Input data Start Marker

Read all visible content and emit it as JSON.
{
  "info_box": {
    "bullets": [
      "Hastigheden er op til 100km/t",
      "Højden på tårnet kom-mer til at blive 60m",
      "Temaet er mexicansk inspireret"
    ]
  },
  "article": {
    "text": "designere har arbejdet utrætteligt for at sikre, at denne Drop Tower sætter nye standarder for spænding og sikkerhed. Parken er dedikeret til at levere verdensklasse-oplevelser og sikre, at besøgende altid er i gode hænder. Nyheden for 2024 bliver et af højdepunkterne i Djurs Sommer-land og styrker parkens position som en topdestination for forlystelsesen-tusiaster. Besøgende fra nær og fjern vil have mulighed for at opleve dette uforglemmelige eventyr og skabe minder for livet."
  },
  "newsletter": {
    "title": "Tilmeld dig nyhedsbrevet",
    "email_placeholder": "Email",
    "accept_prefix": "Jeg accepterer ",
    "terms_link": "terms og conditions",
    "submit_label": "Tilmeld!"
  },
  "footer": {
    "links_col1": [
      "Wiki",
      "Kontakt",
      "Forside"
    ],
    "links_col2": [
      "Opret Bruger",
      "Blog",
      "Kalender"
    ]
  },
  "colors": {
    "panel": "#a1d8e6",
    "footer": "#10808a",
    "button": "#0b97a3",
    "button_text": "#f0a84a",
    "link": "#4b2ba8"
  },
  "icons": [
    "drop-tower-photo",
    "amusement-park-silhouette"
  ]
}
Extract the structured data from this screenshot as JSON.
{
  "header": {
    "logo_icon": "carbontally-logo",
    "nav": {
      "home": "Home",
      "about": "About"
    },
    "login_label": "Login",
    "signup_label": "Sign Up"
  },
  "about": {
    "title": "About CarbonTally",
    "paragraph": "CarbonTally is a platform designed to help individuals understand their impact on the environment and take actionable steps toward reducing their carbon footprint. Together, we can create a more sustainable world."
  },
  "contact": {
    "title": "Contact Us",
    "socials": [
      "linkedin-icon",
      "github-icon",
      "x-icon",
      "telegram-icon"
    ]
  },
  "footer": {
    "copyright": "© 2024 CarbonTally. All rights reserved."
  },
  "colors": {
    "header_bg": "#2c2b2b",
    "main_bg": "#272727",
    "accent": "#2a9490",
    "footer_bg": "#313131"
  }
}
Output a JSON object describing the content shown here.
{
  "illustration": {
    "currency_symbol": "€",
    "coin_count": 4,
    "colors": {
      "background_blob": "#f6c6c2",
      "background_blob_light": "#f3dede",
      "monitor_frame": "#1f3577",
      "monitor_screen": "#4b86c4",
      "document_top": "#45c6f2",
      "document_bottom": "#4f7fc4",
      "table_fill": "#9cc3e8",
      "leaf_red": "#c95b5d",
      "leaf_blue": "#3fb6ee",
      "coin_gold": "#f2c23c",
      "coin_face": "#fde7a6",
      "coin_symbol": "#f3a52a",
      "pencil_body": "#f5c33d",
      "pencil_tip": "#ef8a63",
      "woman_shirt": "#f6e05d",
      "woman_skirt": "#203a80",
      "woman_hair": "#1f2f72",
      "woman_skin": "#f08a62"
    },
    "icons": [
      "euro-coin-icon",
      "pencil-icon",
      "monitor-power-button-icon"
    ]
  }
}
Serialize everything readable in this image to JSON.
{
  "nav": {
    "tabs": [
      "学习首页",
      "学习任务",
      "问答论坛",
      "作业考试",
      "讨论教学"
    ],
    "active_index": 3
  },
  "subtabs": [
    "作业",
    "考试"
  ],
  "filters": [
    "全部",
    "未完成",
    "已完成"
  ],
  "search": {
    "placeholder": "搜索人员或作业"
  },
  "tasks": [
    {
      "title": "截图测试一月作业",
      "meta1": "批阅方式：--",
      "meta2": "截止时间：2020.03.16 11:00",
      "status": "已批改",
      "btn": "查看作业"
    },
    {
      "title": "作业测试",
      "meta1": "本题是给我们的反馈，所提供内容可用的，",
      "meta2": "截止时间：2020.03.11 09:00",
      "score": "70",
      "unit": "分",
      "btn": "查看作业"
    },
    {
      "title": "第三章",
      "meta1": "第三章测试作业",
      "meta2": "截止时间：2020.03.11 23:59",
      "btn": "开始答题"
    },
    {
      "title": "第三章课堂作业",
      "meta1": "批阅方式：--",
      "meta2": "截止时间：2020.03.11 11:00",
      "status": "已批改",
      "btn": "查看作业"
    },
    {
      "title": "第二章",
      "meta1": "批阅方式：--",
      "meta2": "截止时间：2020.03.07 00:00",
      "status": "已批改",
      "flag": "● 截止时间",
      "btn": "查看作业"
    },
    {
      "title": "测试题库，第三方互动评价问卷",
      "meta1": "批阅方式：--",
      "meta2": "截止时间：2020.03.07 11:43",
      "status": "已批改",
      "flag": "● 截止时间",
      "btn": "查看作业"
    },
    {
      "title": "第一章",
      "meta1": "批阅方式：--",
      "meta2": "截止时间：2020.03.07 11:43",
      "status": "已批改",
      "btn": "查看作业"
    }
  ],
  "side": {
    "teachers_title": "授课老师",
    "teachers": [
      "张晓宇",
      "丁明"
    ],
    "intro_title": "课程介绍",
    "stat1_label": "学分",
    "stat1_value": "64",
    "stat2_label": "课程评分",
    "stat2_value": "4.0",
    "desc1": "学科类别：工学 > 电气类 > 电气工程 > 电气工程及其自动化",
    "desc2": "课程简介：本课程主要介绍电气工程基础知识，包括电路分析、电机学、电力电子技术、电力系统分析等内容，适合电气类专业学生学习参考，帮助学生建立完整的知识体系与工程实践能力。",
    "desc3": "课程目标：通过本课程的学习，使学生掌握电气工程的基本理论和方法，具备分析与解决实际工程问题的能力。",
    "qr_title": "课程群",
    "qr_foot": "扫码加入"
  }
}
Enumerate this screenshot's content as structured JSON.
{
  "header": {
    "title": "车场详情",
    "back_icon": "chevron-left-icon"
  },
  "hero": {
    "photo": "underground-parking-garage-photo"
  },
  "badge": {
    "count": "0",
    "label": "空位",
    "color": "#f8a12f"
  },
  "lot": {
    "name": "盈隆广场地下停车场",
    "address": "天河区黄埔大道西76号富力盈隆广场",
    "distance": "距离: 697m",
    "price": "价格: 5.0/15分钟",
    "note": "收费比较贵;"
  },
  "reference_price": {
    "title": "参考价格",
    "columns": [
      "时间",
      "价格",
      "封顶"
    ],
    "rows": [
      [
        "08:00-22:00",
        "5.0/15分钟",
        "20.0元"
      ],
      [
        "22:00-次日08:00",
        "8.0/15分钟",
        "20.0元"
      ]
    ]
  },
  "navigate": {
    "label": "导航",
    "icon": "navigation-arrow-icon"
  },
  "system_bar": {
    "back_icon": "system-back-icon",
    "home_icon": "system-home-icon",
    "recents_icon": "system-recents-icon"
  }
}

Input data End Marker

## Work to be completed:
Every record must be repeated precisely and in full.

## Answer space:
Read all visible content and emit it as JSON.
{
  "info_box": {
    "bullets": [
      "Hastigheden er op til 100km/t",
      "Højden på tårnet kom-mer til at blive 60m",
      "Temaet er mexicansk inspireret"
    ]
  },
  "article": {
    "text": "designere har arbejdet utrætteligt for at sikre, at denne Drop Tower sætter nye standarder for spænding og sikkerhed. Parken er dedikeret til at levere verdensklasse-oplevelser og sikre, at besøgende altid er i gode hænder. Nyheden for 2024 bliver et af højdepunkterne i Djurs Sommer-land og styrker parkens position som en topdestination for forlystelsesen-tusiaster. Besøgende fra nær og fjern vil have mulighed for at opleve dette uforglemmelige eventyr og skabe minder for livet."
  },
  "newsletter": {
    "title": "Tilmeld dig nyhedsbrevet",
    "email_placeholder": "Email",
    "accept_prefix": "Jeg accepterer ",
    "terms_link": "terms og conditions",
    "submit_label": "Tilmeld!"
  },
  "footer": {
    "links_col1": [
      "Wiki",
      "Kontakt",
      "Forside"
    ],
    "links_col2": [
      "Opret Bruger",
      "Blog",
      "Kalender"
    ]
  },
  "colors": {
    "panel": "#a1d8e6",
    "footer": "#10808a",
    "button": "#0b97a3",
    "button_text": "#f0a84a",
    "link": "#4b2ba8"
  },
  "icons": [
    "drop-tower-photo",
    "amusement-park-silhouette"
  ]
}
Extract the structured data from this screenshot as JSON.
{
  "header": {
    "logo_icon": "carbontally-logo",
    "nav": {
      "home": "Home",
      "about": "About"
    },
    "login_label": "Login",
    "signup_label": "Sign Up"
  },
  "about": {
    "title": "About CarbonTally",
    "paragraph": "CarbonTally is a platform designed to help individuals understand their impact on the environment and take actionable steps toward reducing their carbon footprint. Together, we can create a more sustainable world."
  },
  "contact": {
    "title": "Contact Us",
    "socials": [
      "linkedin-icon",
      "github-icon",
      "x-icon",
      "telegram-icon"
    ]
  },
  "footer": {
    "copyright": "© 2024 CarbonTally. All rights reserved."
  },
  "colors": {
    "header_bg": "#2c2b2b",
    "main_bg": "#272727",
    "accent": "#2a9490",
    "footer_bg": "#313131"
  }
}
Output a JSON object describing the content shown here.
{
  "illustration": {
    "currency_symbol": "€",
    "coin_count": 4,
    "colors": {
      "background_blob": "#f6c6c2",
      "background_blob_light": "#f3dede",
      "monitor_frame": "#1f3577",
      "monitor_screen": "#4b86c4",
      "document_top": "#45c6f2",
      "document_bottom": "#4f7fc4",
      "table_fill": "#9cc3e8",
      "leaf_red": "#c95b5d",
      "leaf_blue": "#3fb6ee",
      "coin_gold": "#f2c23c",
      "coin_face": "#fde7a6",
      "coin_symbol": "#f3a52a",
      "pencil_body": "#f5c33d",
      "pencil_tip": "#ef8a63",
      "woman_shirt": "#f6e05d",
      "woman_skirt": "#203a80",
      "woman_hair": "#1f2f72",
      "woman_skin": "#f08a62"
    },
    "icons": [
      "euro-coin-icon",
      "pencil-icon",
      "monitor-power-button-icon"
    ]
  }
}
Serialize everything readable in this image to JSON.
{
  "nav": {
    "tabs": [
      "学习首页",
      "学习任务",
      "问答论坛",
      "作业考试",
      "讨论教学"
    ],
    "active_index": 3
  },
  "subtabs": [
    "作业",
    "考试"
  ],
  "filters": [
    "全部",
    "未完成",
    "已完成"
  ],
  "search": {
    "placeholder": "搜索人员或作业"
  },
  "tasks": [
    {
      "title": "截图测试一月作业",
      "meta1": "批阅方式：--",
      "meta2": "截止时间：2020.03.16 11:00",
      "status": "已批改",
      "btn": "查看作业"
    },
    {
      "title": "作业测试",
      "meta1": "本题是给我们的反馈，所提供内容可用的，",
      "meta2": "截止时间：2020.03.11 09:00",
      "score": "70",
      "unit": "分",
      "btn": "查看作业"
    },
    {
      "title": "第三章",
      "meta1": "第三章测试作业",
      "meta2": "截止时间：2020.03.11 23:59",
      "btn": "开始答题"
    },
    {
      "title": "第三章课堂作业",
      "meta1": "批阅方式：--",
      "meta2": "截止时间：2020.03.11 11:00",
      "status": "已批改",
      "btn": "查看作业"
    },
    {
      "title": "第二章",
      "meta1": "批阅方式：--",
      "meta2": "截止时间：2020.03.07 00:00",
      "status": "已批改",
      "flag": "● 截止时间",
      "btn": "查看作业"
    },
    {
      "title": "测试题库，第三方互动评价问卷",
      "meta1": "批阅方式：--",
      "meta2": "截止时间：2020.03.07 11:43",
      "status": "已批改",
      "flag": "● 截止时间",
      "btn": "查看作业"
    },
    {
      "title": "第一章",
      "meta1": "批阅方式：--",
      "meta2": "截止时间：2020.03.07 11:43",
      "status": "已批改",
      "btn": "查看作业"
    }
  ],
  "side": {
    "teachers_title": "授课老师",
    "teachers": [
      "张晓宇",
      "丁明"
    ],
    "intro_title": "课程介绍",
    "stat1_label": "学分",
    "stat1_value": "64",
    "stat2_label": "课程评分",
    "stat2_value": "4.0",
    "desc1": "学科类别：工学 > 电气类 > 电气工程 > 电气工程及其自动化",
    "desc2": "课程简介：本课程主要介绍电气工程基础知识，包括电路分析、电机学、电力电子技术、电力系统分析等内容，适合电气类专业学生学习参考，帮助学生建立完整的知识体系与工程实践能力。",
    "desc3": "课程目标：通过本课程的学习，使学生掌握电气工程的基本理论和方法，具备分析与解决实际工程问题的能力。",
    "qr_title": "课程群",
    "qr_foot": "扫码加入"
  }
}
Enumerate this screenshot's content as structured JSON.
{
  "header": {
    "title": "车场详情",
    "back_icon": "chevron-left-icon"
  },
  "hero": {
    "photo": "underground-parking-garage-photo"
  },
  "badge": {
    "count": "0",
    "label": "空位",
    "color": "#f8a12f"
  },
  "lot": {
    "name": "盈隆广场地下停车场",
    "address": "天河区黄埔大道西76号富力盈隆广场",
    "distance": "距离: 697m",
    "price": "价格: 5.0/15分钟",
    "note": "收费比较贵;"
  },
  "reference_price": {
    "title": "参考价格",
    "columns": [
      "时间",
      "价格",
      "封顶"
    ],
    "rows": [
      [
        "08:00-22:00",
        "5.0/15分钟",
        "20.0元"
      ],
      [
        "22:00-次日08:00",
        "8.0/15分钟",
        "20.0元"
      ]
    ]
  },
  "navigate": {
    "label": "导航",
    "icon": "navigation-arrow-icon"
  },
  "system_bar": {
    "back_icon": "system-back-icon",
    "home_icon": "system-home-icon",
    "recents_icon": "system-recents-icon"
  }
}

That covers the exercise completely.